### TASK BRIEF
Among the entries, which lines carry the string "speed"? Copy every one.

START DATA UNDER STUDY

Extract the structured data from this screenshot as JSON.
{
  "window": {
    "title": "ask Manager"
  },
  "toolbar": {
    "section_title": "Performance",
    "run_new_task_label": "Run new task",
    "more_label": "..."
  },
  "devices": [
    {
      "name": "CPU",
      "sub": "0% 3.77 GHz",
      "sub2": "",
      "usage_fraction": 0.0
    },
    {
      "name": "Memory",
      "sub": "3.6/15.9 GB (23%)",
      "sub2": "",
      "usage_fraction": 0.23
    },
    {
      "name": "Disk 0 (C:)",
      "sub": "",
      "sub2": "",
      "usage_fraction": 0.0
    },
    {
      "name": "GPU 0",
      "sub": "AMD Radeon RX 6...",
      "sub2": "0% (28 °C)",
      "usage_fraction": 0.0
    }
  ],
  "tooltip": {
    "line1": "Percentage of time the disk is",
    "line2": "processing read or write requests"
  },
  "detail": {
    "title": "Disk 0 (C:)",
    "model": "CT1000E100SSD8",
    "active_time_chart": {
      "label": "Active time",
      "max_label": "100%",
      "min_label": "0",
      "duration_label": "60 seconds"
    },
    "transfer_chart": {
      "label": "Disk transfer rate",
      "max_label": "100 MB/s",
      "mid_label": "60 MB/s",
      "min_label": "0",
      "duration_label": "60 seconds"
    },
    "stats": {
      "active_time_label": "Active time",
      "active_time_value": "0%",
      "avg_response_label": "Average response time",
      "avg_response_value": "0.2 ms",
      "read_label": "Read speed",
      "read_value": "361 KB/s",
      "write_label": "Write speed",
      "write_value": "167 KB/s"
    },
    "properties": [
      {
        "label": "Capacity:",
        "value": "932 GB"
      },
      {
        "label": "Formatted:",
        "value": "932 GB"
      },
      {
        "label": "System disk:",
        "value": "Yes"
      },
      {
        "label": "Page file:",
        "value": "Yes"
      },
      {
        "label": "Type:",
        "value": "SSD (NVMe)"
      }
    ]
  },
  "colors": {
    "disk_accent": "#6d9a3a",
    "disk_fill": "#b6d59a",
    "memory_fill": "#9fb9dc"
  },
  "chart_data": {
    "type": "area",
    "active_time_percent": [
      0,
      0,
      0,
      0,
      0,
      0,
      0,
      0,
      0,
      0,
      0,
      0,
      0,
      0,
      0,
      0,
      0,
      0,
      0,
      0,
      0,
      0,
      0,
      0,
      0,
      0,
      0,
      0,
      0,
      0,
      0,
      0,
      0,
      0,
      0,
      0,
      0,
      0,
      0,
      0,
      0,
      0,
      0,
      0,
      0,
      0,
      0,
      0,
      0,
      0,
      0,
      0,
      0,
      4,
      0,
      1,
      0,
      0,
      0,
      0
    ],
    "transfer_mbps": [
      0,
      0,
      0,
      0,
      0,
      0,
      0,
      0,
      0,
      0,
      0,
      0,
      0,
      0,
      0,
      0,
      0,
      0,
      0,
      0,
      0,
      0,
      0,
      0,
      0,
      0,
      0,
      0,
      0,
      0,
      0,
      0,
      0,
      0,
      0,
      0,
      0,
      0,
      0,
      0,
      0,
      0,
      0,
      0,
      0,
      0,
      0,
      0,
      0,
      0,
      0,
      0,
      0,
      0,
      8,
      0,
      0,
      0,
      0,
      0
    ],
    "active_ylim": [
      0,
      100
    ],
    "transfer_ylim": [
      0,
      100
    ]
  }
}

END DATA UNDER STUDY

### SOLUTION FOR THIS EXERCISE
      "read_label": "Read speed",
      "write_label": "Write speed",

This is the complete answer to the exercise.